Officials say Vojislav Seselj may die before he can stand trial for war crimes.

    Seselj, leader of the Serbian Radical party, is facing war crimes charges at The Hague

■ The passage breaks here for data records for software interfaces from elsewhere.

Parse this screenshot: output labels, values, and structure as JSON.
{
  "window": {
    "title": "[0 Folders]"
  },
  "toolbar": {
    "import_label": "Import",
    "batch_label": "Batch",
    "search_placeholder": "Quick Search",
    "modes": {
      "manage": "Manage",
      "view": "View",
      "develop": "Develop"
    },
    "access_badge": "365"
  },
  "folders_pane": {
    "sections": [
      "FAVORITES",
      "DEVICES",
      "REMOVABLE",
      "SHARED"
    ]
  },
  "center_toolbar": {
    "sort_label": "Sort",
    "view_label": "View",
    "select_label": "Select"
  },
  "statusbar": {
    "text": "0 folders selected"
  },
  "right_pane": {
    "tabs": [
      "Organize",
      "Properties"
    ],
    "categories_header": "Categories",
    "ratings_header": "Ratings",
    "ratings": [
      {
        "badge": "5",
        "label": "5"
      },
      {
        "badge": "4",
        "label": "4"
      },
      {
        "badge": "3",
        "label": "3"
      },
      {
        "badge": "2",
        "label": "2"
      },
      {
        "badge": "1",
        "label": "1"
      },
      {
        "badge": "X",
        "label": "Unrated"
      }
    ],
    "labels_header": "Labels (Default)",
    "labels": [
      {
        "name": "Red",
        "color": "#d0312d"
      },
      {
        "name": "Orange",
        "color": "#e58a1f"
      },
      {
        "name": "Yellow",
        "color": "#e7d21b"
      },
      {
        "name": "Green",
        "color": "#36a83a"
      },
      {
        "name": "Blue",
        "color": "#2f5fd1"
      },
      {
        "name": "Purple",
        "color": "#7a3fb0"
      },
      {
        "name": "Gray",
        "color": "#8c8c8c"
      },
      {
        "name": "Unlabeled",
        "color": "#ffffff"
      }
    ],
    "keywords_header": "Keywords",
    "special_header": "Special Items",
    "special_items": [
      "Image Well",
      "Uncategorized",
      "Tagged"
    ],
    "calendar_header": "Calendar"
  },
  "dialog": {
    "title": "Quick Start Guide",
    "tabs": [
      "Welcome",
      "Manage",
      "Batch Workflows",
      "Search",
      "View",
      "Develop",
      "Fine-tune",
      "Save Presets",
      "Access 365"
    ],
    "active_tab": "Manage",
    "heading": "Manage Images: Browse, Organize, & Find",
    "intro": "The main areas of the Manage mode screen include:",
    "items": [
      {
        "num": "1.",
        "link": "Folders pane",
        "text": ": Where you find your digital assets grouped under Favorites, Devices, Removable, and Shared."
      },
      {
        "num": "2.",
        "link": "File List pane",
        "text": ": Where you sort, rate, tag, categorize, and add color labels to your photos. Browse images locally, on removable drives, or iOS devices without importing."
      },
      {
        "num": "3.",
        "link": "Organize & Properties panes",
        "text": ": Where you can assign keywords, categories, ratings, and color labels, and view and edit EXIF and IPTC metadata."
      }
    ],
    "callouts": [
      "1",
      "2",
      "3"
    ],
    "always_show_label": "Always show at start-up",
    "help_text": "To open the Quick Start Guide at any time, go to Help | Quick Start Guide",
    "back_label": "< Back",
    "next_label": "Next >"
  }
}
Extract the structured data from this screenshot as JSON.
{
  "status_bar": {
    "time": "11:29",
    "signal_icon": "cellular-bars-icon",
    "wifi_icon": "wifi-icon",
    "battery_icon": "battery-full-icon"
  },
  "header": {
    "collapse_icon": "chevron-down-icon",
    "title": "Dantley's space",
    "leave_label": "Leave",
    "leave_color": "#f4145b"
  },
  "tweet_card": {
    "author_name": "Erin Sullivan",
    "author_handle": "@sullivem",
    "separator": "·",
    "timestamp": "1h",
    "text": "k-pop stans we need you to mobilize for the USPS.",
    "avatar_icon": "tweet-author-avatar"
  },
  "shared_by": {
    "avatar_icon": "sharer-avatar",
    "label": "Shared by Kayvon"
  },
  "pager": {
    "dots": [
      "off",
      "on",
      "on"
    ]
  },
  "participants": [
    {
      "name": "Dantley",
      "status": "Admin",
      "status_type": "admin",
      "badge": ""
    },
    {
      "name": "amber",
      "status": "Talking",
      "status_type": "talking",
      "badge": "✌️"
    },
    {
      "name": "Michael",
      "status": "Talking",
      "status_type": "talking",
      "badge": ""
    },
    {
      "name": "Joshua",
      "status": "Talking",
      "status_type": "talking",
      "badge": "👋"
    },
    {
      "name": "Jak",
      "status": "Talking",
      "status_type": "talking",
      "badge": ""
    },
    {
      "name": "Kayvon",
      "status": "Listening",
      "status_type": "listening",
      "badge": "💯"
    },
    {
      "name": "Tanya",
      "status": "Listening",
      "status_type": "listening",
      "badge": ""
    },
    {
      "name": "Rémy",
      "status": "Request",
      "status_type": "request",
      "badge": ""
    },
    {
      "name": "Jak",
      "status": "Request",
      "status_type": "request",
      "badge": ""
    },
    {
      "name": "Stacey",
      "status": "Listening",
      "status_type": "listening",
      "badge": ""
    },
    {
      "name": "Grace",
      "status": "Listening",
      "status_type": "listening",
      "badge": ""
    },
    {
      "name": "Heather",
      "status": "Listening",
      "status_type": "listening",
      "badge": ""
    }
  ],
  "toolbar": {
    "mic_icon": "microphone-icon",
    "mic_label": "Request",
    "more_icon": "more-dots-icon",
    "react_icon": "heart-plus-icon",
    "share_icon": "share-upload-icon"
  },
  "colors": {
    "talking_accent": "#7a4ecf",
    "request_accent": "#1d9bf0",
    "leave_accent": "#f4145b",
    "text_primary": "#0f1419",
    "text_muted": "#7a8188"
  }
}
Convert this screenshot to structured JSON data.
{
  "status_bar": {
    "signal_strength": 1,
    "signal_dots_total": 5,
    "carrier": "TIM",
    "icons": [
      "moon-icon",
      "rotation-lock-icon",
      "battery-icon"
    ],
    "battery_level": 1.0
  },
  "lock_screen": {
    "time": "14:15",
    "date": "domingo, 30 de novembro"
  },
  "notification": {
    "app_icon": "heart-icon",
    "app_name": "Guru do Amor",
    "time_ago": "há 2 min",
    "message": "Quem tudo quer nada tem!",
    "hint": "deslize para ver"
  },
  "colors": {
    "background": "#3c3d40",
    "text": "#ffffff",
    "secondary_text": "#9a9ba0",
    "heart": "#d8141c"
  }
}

    "He is still refusing food and medication, but taking water, and seriously jeopardising his health."
     
    Seselj went on hunger strike after the court decided to assign him a defence lawyer against his wishes.
     
    Serbian media reports he has now lost 19kg.
     
    He was transferred to a prison hospital for monitoring last week and doctors will check on his health on Monday.
     
    His trial in The Hague was adjourned indefinitely on Friday. The prosecution had been due to start next week.
     
    Tens of thousands of Serbs protested in front of the US embassy in Belgrade on Saturday in defence of Seselj. Some have claimed he will be seen as a martyr if he dies.
     
    The Radical's leader surrendered to the Hague in 2003 to answer charges of war crimes against non-Serbs in the 1990s and plotting crimes with Slobodan Milosevic, the late Serbian president, who died in detention in March just months before his trial was due to end.
     
    Officials are concerned that Seselj may also die without completing his trial.
     
    Seselj pleaded not guilty and routinely disrupted pre-trial proceedings, insulting judges and calling his assigned lawyers "spies" and "actors posing as lawyers".

    SOURCE: Al Jazeera and agencies


    YOU MIGHT ALSO LIKE

    Interactive: Coding like a girl

    Interactive: Coding like a girl

    What obstacles do young women in technology have to overcome to achieve their dreams? Play this retro game to find out.

    Heron Gate mass eviction: 'We never expected this in Canada'

    Hundreds face mass eviction in Canada's capital

    About 150 homes in one of Ottawa's most diverse and affordable communities are expected to be torn down in coming months

    I remember the day … I designed the Nigerian flag

    I remember the day … I designed the Nigerian flag

    In 1959, a year before Nigeria's independence, a 23-year-old student helped colour the country's identity.